GOAL OF THE EXERCISE>
Your answer should be every line below that includes the word "down".

SUPPLIED INFORMATION>
****************************************
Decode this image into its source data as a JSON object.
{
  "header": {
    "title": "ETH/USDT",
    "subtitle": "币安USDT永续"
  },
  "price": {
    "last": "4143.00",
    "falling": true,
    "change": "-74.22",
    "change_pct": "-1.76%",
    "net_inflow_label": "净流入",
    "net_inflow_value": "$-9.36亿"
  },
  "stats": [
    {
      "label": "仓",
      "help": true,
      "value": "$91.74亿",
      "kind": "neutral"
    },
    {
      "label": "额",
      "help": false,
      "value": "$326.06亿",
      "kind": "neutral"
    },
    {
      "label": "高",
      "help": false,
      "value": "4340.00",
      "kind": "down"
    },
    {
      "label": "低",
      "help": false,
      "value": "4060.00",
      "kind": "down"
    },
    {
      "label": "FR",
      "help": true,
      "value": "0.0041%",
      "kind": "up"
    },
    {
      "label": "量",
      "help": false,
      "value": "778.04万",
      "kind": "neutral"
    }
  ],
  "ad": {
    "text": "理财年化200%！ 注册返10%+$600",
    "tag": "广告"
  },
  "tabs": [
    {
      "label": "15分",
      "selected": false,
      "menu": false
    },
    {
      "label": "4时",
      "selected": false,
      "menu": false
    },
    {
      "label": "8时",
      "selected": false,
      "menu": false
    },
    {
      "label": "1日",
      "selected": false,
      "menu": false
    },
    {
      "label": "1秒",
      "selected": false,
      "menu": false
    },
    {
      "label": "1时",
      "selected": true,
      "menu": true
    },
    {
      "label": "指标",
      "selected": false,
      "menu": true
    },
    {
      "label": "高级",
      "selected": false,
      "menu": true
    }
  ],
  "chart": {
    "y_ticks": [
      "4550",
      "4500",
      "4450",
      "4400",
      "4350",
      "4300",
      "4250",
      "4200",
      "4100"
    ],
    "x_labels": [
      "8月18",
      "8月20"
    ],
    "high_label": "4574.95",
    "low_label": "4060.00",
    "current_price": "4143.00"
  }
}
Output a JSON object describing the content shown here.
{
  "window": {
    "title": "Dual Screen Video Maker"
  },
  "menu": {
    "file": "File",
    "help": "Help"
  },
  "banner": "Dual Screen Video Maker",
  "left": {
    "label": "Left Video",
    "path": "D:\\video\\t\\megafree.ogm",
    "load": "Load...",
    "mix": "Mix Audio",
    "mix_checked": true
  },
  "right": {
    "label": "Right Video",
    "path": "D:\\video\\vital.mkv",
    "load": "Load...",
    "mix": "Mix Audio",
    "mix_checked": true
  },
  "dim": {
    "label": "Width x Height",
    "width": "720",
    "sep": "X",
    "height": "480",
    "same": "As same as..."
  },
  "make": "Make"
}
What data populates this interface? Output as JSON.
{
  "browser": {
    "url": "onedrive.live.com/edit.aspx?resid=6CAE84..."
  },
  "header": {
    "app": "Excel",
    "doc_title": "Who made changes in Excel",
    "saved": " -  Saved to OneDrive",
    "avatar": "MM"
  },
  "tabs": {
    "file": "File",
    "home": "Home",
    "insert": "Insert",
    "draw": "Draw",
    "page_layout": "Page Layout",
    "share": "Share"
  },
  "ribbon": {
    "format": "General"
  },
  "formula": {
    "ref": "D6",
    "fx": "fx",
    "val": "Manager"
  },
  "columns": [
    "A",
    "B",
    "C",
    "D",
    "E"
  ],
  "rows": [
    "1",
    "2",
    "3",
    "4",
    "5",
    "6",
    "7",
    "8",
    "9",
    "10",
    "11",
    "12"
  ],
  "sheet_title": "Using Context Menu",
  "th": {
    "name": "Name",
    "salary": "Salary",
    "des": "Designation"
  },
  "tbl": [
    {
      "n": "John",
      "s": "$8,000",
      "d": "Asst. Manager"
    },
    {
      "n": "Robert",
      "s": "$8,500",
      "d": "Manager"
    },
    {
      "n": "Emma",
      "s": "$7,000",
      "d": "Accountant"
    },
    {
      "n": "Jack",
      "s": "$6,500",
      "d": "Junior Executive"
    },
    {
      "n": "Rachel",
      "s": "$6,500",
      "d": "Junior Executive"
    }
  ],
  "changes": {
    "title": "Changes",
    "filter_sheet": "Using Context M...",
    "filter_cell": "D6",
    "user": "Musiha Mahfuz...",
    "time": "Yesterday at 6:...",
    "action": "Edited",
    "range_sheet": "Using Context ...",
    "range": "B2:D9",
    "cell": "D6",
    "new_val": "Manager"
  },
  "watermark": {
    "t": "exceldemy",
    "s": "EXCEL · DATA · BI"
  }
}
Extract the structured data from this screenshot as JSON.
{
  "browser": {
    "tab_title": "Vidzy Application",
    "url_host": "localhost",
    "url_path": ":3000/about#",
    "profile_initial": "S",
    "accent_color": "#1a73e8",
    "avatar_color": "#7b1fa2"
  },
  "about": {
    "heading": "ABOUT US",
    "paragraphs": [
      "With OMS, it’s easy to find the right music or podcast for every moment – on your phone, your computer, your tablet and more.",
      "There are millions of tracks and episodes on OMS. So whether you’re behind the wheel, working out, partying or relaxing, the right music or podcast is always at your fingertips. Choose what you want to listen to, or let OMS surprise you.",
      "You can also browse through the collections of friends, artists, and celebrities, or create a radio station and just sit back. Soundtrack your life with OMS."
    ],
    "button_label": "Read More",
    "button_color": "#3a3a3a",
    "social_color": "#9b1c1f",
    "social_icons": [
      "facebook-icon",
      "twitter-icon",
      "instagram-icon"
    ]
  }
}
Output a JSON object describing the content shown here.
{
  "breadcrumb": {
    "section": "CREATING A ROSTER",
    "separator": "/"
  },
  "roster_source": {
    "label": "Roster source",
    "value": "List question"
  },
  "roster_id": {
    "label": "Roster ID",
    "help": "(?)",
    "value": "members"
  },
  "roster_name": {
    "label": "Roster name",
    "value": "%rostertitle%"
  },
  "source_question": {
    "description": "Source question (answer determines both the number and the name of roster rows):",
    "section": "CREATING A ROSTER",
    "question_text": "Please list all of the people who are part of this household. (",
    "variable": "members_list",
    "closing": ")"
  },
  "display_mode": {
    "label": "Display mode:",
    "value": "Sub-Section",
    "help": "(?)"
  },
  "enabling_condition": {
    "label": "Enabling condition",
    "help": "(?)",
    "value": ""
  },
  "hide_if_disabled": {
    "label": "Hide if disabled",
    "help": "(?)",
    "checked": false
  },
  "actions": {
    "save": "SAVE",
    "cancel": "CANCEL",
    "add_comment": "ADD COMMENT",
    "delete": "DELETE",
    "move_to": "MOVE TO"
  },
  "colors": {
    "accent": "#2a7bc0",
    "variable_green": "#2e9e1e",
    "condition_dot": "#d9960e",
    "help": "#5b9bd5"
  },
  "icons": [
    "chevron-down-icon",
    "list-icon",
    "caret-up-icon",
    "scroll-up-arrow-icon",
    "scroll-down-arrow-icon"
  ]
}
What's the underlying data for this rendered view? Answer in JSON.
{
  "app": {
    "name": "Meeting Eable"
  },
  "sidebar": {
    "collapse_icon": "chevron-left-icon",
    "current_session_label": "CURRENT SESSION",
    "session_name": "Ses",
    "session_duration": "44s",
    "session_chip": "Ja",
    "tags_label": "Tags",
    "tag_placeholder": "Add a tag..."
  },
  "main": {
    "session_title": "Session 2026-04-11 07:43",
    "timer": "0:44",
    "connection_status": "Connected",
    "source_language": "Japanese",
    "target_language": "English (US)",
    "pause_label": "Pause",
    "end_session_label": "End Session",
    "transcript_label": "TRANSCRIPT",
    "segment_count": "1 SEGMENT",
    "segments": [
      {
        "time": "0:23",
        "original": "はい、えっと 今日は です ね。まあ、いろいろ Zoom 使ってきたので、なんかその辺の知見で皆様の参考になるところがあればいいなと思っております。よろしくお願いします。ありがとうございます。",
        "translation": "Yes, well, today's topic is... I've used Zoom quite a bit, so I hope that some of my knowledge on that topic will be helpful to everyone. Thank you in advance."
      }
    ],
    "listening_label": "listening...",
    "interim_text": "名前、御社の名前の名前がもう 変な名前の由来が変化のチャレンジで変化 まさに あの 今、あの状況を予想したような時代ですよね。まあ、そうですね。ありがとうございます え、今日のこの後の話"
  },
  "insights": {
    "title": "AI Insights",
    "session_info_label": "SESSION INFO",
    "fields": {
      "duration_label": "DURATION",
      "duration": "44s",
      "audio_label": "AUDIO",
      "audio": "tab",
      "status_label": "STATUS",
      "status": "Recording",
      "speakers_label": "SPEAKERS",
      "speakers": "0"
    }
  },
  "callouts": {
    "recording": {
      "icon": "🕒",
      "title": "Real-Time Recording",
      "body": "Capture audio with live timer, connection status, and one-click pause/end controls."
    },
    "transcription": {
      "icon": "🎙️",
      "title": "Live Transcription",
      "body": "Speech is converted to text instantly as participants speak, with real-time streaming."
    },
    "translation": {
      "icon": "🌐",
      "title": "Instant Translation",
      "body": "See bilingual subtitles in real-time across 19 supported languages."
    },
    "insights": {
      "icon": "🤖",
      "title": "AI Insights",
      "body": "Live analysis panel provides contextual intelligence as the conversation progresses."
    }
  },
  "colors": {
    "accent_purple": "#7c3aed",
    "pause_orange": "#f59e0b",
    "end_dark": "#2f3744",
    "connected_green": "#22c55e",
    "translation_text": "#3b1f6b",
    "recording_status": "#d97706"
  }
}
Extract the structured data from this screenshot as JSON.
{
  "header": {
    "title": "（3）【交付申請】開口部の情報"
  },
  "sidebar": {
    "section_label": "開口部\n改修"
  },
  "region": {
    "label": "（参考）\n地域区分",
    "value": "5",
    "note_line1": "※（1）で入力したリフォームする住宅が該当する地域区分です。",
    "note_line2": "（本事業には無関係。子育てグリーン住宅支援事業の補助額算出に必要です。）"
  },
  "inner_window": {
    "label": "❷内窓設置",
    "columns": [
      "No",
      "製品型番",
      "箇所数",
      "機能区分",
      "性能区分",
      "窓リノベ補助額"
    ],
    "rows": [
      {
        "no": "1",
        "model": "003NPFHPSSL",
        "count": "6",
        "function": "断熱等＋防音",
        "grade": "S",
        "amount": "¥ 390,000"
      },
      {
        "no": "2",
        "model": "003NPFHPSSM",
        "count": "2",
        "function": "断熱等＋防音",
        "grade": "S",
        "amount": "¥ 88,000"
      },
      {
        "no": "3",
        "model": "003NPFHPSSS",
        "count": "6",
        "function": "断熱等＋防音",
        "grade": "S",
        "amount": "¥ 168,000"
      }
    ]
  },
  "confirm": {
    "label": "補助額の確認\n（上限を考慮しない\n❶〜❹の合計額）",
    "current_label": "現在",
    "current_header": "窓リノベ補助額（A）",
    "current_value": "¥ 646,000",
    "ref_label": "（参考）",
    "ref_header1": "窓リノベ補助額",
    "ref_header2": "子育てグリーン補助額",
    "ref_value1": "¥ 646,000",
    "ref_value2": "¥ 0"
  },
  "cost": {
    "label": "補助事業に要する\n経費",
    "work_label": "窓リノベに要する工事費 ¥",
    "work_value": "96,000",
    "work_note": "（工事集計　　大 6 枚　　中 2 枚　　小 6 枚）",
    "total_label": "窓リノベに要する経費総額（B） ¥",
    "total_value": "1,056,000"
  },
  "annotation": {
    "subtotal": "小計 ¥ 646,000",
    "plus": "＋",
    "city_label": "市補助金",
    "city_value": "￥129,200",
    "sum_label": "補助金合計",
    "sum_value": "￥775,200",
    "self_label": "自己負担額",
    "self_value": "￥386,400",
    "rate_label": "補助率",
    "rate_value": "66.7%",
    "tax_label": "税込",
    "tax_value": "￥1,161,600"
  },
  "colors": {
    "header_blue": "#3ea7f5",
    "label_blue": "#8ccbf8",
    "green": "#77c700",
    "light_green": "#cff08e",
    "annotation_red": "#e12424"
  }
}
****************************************
RESPONSE>
      "kind": "down"
      "kind": "down"
    "chevron-down-icon",
    "scroll-down-arrow-icon"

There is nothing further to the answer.